- The Dow Jones Industrial Average (DJIA) scored a triple-digit rally on Monday.
- White House makes strong progress on testing as Kushner hopes to double the expected testing capacity in May.
- White House will shift towards the economic re-opening and move away from health-related briefings.
The U.S. stock market begins the week on a strong footing as the White House pivots towards re-opening the economy. The Dow Jones Industrial Average (DJIA) added another triple-digit rally to its ongoing recovery.
Jared Kushner declared something of a breakthrough for coronavirus testing late on Sunday night. Testing capacity will ramp up significantly in May, he said, and may even double the expected figures.
We feel really good. We’ve eliminated a lot of problems when it comes to testing and I think we will continue to see it do better and better over the coming weeks.
Widespread testing is a crucial aspect of safely re-opening the American economy.
Dow rally points to a strong week
After a jittery overnight session for stock futures, the Dow Jones Industrial Average rose 132 points or 0.56% on Monday morning. That lifted the DJIA to 23,907.30.
The S&P 500 and Nasdaq were both up 0.78% as of 9:35 am ET.
Coronavirus testing breakthrough
Kushner is part of the White House coronavirus task force led by Vice President Mike Pence. His team has been tasked with streamlining the supply chain of testing kits and hospital equipment. Kushner made a crucial breakthrough, he explained, by moving the supply chains back to the U.S.
We’re on-shoring a lot of these industries, working to make sure we’re never reliant on foreign supplies again.

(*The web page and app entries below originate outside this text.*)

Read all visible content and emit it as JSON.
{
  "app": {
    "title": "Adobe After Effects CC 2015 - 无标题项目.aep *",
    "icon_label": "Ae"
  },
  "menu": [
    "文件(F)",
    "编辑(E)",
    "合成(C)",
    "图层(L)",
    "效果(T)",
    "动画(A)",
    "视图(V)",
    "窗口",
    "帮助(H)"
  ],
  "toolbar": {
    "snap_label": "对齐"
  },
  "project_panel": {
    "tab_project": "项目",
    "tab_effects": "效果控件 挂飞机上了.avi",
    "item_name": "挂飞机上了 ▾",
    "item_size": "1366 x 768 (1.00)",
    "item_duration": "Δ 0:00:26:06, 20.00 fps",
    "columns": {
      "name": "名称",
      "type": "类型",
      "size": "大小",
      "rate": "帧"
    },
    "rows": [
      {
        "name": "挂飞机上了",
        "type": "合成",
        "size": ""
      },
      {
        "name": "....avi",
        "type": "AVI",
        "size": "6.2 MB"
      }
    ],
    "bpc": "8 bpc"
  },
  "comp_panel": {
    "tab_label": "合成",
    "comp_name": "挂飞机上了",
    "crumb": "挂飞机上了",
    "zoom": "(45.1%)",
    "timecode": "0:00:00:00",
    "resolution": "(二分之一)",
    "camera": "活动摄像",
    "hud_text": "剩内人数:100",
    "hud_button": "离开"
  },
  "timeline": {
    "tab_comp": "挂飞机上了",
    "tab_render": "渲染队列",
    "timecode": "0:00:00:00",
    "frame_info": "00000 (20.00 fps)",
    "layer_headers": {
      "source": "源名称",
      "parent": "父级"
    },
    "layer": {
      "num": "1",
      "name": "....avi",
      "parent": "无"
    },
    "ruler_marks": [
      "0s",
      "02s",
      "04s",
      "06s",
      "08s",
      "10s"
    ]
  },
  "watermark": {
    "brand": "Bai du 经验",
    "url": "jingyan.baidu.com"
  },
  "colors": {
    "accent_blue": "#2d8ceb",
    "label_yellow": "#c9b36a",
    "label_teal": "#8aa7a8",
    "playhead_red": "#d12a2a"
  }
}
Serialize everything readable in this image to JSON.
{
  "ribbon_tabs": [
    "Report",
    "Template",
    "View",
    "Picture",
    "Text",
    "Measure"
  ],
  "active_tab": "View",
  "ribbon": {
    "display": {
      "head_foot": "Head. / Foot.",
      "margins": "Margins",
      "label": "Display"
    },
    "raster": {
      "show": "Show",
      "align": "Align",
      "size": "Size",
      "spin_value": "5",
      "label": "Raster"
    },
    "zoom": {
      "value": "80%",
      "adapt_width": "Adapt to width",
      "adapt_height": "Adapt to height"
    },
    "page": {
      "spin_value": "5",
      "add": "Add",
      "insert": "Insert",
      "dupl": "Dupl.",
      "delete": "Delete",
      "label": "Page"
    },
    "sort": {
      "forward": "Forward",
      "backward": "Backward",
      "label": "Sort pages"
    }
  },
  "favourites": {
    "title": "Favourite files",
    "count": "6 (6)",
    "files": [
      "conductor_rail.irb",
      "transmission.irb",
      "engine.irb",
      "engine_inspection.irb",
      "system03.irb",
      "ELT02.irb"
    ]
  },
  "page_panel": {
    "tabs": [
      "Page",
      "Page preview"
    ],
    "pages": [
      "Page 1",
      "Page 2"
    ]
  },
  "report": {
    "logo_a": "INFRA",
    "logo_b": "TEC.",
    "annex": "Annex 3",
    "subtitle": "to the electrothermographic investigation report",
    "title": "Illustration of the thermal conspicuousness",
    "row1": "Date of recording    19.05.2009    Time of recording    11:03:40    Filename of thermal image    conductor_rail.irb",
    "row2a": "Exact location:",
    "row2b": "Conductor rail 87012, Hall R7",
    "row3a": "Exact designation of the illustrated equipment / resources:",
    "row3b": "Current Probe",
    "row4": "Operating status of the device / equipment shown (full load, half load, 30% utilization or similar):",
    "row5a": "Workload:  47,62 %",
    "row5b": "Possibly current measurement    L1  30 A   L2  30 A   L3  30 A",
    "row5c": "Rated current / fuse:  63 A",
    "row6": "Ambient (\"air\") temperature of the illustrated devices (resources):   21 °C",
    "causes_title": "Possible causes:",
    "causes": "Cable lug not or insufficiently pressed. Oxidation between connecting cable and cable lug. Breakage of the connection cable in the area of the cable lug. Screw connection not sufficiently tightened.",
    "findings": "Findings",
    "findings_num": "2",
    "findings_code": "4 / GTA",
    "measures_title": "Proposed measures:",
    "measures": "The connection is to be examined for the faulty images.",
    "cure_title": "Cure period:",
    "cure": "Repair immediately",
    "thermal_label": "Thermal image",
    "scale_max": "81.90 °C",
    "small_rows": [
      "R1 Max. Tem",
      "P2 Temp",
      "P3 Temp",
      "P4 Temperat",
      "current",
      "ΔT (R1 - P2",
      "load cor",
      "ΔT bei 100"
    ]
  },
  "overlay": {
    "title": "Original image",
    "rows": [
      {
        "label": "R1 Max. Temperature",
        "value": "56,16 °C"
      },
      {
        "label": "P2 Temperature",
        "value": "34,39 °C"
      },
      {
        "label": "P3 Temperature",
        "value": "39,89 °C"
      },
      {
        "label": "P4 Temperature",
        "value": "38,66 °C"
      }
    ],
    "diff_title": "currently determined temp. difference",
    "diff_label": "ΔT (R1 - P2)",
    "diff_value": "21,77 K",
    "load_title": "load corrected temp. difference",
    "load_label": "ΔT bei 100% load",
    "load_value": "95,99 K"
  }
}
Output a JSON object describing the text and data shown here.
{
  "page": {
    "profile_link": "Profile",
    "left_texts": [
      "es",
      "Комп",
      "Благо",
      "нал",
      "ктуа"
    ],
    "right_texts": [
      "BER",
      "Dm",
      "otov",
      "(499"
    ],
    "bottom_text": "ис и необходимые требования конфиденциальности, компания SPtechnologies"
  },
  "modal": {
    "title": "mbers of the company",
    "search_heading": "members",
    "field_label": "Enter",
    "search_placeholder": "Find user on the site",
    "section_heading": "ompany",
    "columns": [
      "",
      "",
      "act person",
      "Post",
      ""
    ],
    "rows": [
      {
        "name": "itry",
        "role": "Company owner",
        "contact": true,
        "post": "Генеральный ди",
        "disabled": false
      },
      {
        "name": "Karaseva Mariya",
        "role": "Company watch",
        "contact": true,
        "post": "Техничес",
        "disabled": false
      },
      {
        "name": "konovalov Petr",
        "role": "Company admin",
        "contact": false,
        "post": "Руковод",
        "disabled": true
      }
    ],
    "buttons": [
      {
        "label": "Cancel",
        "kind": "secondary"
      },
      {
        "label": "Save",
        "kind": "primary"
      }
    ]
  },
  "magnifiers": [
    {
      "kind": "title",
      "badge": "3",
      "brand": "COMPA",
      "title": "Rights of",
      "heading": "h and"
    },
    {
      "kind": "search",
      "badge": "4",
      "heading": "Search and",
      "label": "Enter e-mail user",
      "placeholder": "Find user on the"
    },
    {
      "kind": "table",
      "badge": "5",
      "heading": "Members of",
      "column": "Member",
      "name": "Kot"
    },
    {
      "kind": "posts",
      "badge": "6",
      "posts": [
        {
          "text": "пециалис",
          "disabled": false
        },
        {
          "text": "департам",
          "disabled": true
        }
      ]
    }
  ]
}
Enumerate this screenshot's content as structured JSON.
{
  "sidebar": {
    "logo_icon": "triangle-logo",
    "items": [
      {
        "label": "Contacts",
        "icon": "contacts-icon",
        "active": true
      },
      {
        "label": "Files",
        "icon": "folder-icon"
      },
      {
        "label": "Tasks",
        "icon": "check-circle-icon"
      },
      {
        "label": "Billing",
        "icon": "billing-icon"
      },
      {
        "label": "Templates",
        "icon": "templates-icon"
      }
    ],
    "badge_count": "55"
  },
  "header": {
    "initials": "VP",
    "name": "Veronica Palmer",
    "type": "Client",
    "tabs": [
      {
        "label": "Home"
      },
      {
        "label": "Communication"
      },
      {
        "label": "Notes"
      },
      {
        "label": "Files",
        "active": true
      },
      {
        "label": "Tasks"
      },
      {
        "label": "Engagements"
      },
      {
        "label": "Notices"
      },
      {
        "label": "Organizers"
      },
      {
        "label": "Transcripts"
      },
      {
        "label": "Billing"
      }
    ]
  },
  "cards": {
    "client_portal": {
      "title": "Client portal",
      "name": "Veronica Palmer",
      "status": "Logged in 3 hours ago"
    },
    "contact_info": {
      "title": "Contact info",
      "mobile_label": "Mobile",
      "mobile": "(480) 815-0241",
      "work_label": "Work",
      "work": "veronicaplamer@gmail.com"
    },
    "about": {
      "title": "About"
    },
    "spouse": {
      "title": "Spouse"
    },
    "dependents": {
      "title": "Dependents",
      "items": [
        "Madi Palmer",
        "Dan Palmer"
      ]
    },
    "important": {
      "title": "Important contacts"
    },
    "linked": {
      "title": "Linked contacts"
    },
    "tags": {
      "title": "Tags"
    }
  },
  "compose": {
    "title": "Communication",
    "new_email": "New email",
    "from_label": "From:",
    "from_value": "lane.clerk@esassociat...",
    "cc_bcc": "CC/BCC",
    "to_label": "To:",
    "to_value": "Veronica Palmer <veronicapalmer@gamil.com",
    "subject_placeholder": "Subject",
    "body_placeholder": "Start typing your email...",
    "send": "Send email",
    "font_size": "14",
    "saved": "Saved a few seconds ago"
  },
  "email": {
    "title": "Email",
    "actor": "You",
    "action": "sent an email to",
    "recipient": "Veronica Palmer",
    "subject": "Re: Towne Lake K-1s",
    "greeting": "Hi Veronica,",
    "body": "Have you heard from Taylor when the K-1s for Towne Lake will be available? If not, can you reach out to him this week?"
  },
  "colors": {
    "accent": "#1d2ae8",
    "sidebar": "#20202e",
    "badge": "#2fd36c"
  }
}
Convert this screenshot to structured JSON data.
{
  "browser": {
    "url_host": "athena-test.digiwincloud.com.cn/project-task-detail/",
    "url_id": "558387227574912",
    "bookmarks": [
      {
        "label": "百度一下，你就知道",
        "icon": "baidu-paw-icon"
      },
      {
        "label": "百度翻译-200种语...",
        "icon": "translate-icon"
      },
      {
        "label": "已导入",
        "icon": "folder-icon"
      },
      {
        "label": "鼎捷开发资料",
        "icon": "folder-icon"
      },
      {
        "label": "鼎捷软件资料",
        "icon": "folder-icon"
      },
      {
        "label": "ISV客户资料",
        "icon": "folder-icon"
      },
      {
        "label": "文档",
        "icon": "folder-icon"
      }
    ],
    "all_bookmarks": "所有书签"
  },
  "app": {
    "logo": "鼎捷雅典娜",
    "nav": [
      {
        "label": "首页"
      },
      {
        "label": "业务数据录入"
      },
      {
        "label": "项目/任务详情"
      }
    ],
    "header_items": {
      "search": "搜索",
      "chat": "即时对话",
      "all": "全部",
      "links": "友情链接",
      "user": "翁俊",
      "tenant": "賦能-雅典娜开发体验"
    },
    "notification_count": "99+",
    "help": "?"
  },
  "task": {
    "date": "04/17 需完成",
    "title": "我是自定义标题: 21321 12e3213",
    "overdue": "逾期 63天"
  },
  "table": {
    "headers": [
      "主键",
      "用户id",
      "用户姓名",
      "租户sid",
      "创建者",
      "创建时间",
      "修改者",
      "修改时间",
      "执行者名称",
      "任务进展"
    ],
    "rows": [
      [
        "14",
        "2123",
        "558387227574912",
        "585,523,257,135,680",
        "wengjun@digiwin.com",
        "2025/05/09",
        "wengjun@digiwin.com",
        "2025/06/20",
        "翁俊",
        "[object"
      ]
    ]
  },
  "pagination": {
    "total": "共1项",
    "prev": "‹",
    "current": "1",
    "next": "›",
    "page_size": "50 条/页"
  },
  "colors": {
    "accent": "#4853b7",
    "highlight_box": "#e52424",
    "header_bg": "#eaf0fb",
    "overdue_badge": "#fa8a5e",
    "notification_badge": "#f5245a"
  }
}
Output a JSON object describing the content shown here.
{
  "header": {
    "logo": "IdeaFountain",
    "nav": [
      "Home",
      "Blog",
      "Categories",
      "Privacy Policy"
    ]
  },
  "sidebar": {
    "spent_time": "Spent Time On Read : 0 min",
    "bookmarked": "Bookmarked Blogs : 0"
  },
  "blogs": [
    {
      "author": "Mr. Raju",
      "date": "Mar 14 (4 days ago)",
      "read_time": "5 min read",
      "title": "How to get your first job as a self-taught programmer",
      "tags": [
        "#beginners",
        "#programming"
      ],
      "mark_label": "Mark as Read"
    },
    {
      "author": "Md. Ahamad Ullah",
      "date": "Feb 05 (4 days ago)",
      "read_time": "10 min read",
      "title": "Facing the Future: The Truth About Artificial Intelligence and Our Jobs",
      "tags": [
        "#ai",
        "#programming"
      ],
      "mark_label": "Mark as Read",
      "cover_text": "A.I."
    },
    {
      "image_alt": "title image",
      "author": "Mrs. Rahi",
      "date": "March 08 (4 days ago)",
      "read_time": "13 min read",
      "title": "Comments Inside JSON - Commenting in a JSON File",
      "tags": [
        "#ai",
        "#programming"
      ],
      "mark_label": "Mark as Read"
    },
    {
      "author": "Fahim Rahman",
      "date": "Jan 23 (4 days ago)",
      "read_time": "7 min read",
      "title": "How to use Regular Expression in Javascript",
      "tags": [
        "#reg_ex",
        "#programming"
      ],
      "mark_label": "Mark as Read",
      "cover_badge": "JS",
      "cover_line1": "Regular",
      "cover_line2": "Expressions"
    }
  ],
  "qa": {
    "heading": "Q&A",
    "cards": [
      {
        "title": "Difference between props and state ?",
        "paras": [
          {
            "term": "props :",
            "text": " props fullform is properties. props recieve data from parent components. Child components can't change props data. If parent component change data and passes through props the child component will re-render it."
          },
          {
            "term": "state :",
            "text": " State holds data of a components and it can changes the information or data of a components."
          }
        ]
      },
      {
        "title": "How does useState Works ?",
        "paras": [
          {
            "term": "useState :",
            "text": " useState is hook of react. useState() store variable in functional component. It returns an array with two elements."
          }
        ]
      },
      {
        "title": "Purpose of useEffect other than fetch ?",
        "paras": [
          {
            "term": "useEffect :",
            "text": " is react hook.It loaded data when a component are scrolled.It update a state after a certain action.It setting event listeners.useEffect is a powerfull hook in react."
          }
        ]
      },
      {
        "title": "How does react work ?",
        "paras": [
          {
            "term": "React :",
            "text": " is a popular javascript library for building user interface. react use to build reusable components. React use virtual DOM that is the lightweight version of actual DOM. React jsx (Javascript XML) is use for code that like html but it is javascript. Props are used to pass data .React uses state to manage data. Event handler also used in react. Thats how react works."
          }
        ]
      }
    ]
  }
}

The U.S. has been accused of reacting too slowly on testing since the coronavirus outbreak began. The Centers for Disease Control (CDC) issued a faulty test in the early stages of the pandemic which put the U.S. on the back foot. Those issues have been largely resolved, according to Kushner, and capacity will be ramped up significantly in May.
We figured out how to really stimulate that supply. We believe by the month of April we will have close to five million tests that will be performed. We’re anticipating for the month of May, the number we were originally asked to do, we can exceed it … we think we can double that number and we should have more than ample amount of tests in the market for the month of May.
Dow Jones bullish on testing capacity
Investors are monitoring America’s testing capability closely as it’s a crucial element for re-opening the economy. Salman Ahmed, chief investment strategist at Lombard Odier Investment Management explains:
What will be critical [for easing lockdowns] will be the testing capacity and the efficacy of track and trace programs.
Many analysts claim the stock market has limited upside until widespread testing is available. Only then can we fully understand the prevalence of the virus in the community. It’s also crucial in order to trace and isolate individual cases of the virus.
White House shifts away from health and back to the economy
We’re expecting another big shift from the White House this week. According to insiders, the Trump administration will begin sidelining health experts like Dr. Anthony Fauci and Dr. Deborah Birx. Instead, the briefings will now focus on rebuilding the economy.
Expect to see a pivot from the White House in the days ahead, focusing on the economy and a more hopeful, forward-looking message.
This will be a welcome shift for investors who can begin to price in the timeline for economic recovery.
The stock market bear case
While investors are mostly optimistic on testing, therapeutics, and ultimately a vaccine, not everyone is so hopeful. Richard Harris at Port Shelter Investment Management compared recent stock market action to the Great Depression and sees an “inevitable” reversal coming.
I suspect the recovery will be faster [than Great Depression] but I think another leg down, with a lot of bad news to come, and a lot of good news already in the market, I think there’s almost an inevitability about that.
Goldman Sachs analysts also pointed to the increasingly narrow scope of the stock market as a reason to be cautious. Just six stocks comprise 25% of the entire S&P 500 market capitalization. And they’re all tech stocks. The market hasn’t been this concentrated since the dot-com bubble. Goldman Sachs warned it could signal another downturn.
Narrow breadth can last for extended periods, but past episodes have signaled below-average market returns and eventual momentum reversals.
Focus this week will be on a raft of tech earnings from Alphabet, Apple, Tesla, and Amazon. The Federal Open Market Committee will also meet on Tuesday and Wednesday. They are expected to hold rates at zero.
Disclaimer: The author holds no investment position in the assets mentioned above.